Symphony No.3 in E flat (Eroica)
Overture Leonore No.1
Overture Leonore No.2
Philharmonia Orchestra conducted by Otto Klemperer
Reviewed by: Colin Anderson
Reviewed: March 2002
CD No: EMI CDM 5 67740 2
If asked to name the greatest examples of Klemperer conducting Beethoven, I would cite Fidelio (EMI) and the live ’Choral’ Symphony (Testament). I’m inclined to add this 1955 ’Eroica’. Mono it might be, and this is ruinous to Klemperer’s antiphonal violins (although their distinct parts are readily audible), for it commands attention from the very beginning. Klemperer’s sense of organic growth and structural delineation holds the listener in the same vice-like grip; Klemperer’s humanity allows the music to yield and affect the senses – architecture and sensibility balanced to noble cause.
Of course, Klemperer and the Philharmonia re-made their Eroica a few years later in stereo as part of a complete symphony cycle. Fine though that version is, it isn’t quite as untrammelled; here one is in the company of a driver absolutely secure of the route and with a sense of expression that is at once absolute and timeless. Although timings are similar – excepting the ’Funeral March’ that is two minutes longer in stereo – there is a sweep and logic in the earlier reading that is inexorable. The funeral oration here is as moving as it is stark.
Richard Osborne, in his booklet note, suggests that Klemperer’s omission of the exposition repeat is untypical and determined by not wanting an LP side-break during the ’Funeral March’. While it is true that Klemperer was usually generous with repeats in Beethoven, I have never heard an ’Eroica’ from him with the exposition repeated. This includes several ’pirate’ CDs of live performances where LP length would not have been an issue. In any case, one does not miss the repeat with Klemperer, his omission of it to do with ’interpretation’ than outside technicalities.
The overtures (1954) are dramatically relayed. Pregnant with atmosphere, their Fidelio-linked theatricality is vividly presented. The earlier Leonore No.1 offers a startling contrast of mobility with the stereo version, while No.2 never looks back in its thrilling trajectory to triumph.

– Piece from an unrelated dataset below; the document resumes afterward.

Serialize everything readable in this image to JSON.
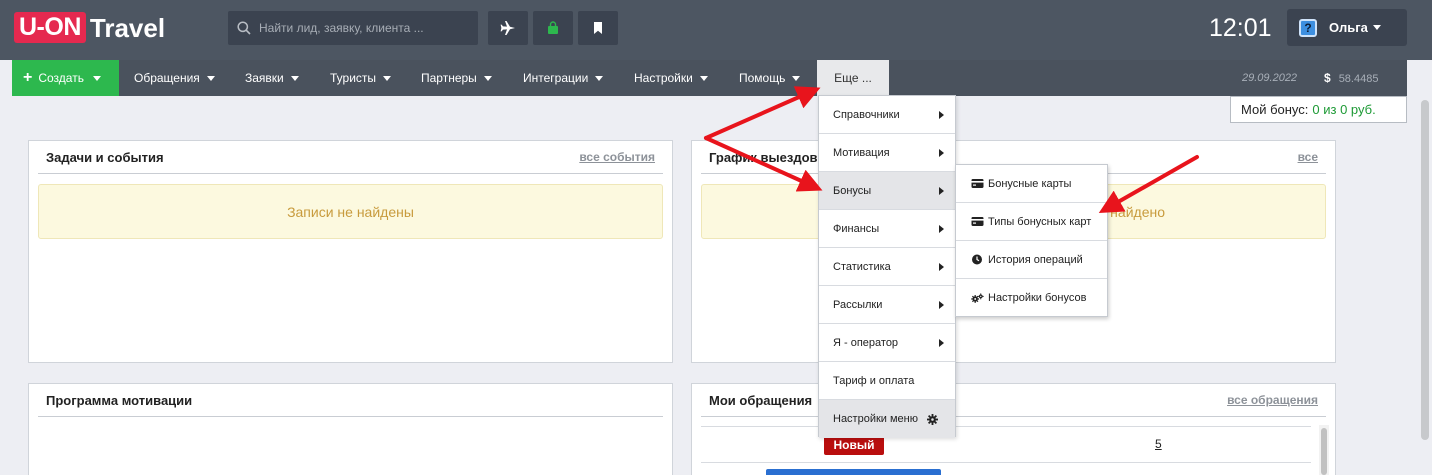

Apart from a well-managed if ambience-changing edit at 9’05” come the ’false’ horn entry in the symphony’s first movement (what a place to cut and paste!), the Kingsway Hall sound is airy and detailed; certainly the woodwinds are always clear, and their clarity is a Klemperer hallmark.